This is, as Plate knows, a partisan pro-China view. No ethnic Chinese emperor ever ruled Taiwan, and that is a historical fact not open to debate. This explanation, which one hears quite bit, is the way the media turn the accidental expansions of the Manchu empire into the sacred national territory of the modern Chinese state (itself a post-1949 invention). Taiwan is not the "last piece of the puzzle" because there is no "puzzle." UPDATE: Plate just sent me a very kind email in which he stated that he was only presenting the China view as the China view. No doubt the summary nature of the article resulted in making his statement look stronger than it was. So I've rewritten the foregoing section in response.

Plate's second column offers an interesting comment:
"But for all that sympathy, [the people of the world] are not geopolitically naïve. They recognize the reality of the numbers game: If push comes to shove and the world had to choose, will it truly side against the 1.3 billion people on the mainland?"
If I had a nickel for every time some pro-China propagandist had come out with a line describing China's desire to annex Taiwan as the will of the "1.3 billion people," my collection of coins would be a magnetic anomaly detectable from orbit. Plate's well-meaning remark once again shows how the media discourse on Taiwan is actually peppered with China-centered catchphrases. Plate is correct about the geopolitics, but his framing of the sentiment is Beijing's.

Let's hope that the next forum on Taiwan's media offers us a more inclusive range of views, and more inclusive range of panelists. And some Taiwan-centered commentary to go with it.


Anonymous said...

Seriously? No opinion on the Taiwan issue?

Of couse China's 1.3 billion want Taiwan. All the grad students I know over in America agree on this subject, my relatives agree. I don't know a mainlander (or one who moved recently) who doesn't want Taiwan back. Conduct a poll for your own sake in China and ask around. I bet 99% will answer in the affirmative.

Michael Turton said...

Yes, that is my experience too. I know they all want to annex Taiwan. But I do not know of any credible opinion poll conducted in a non-coercive atmosphere, so my comment stands. I suspect that if there was more free flow of info, more democracy, then there would be a lot fewer Chinese wanting to maim and kill Taiwanese so they can feel powerful.


Anonymous said...

I am afraid you are mistaken. Chinese want to take Taiwan. Even a democratic China wants to take Taiwan. This is part of their ‘greater China’ myth. Generations of Chinese were educated that way. It would take many years to educate them to respect other people’s will. As you learned in Taiwan, that respect barely exists in Taiwan.

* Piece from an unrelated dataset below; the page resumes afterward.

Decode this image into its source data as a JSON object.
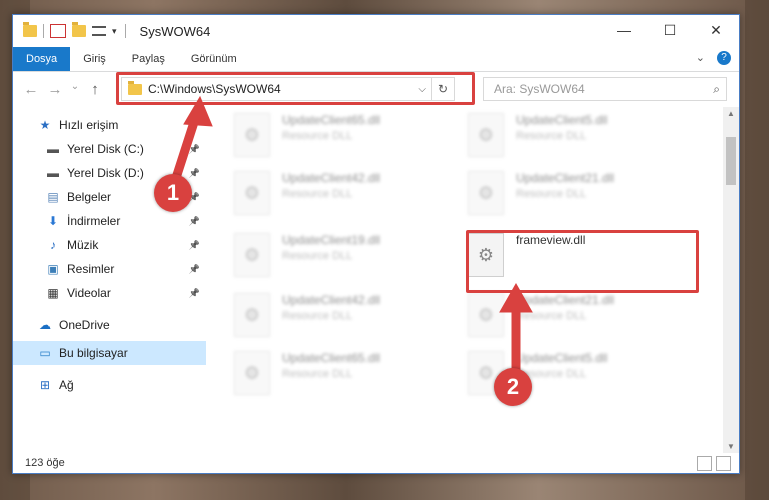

Michael Turton said...

I agree with you guys! But I still want to see credible poll data. You don't seem making claims about what Taiwanese believe -- even though my experience is the vast majority want independence -- precisely because I lack trustworthy poll data on that score.

Anyway, the sentence is not really needed, so I have removed it. Don't want to distract from the main point, which is the way the media discourse frames things Beijing style, and is denial about it.


Anonymous said...

I was in Plate's class last year at UCLA. He is now giving a talk and I googled him and found your site.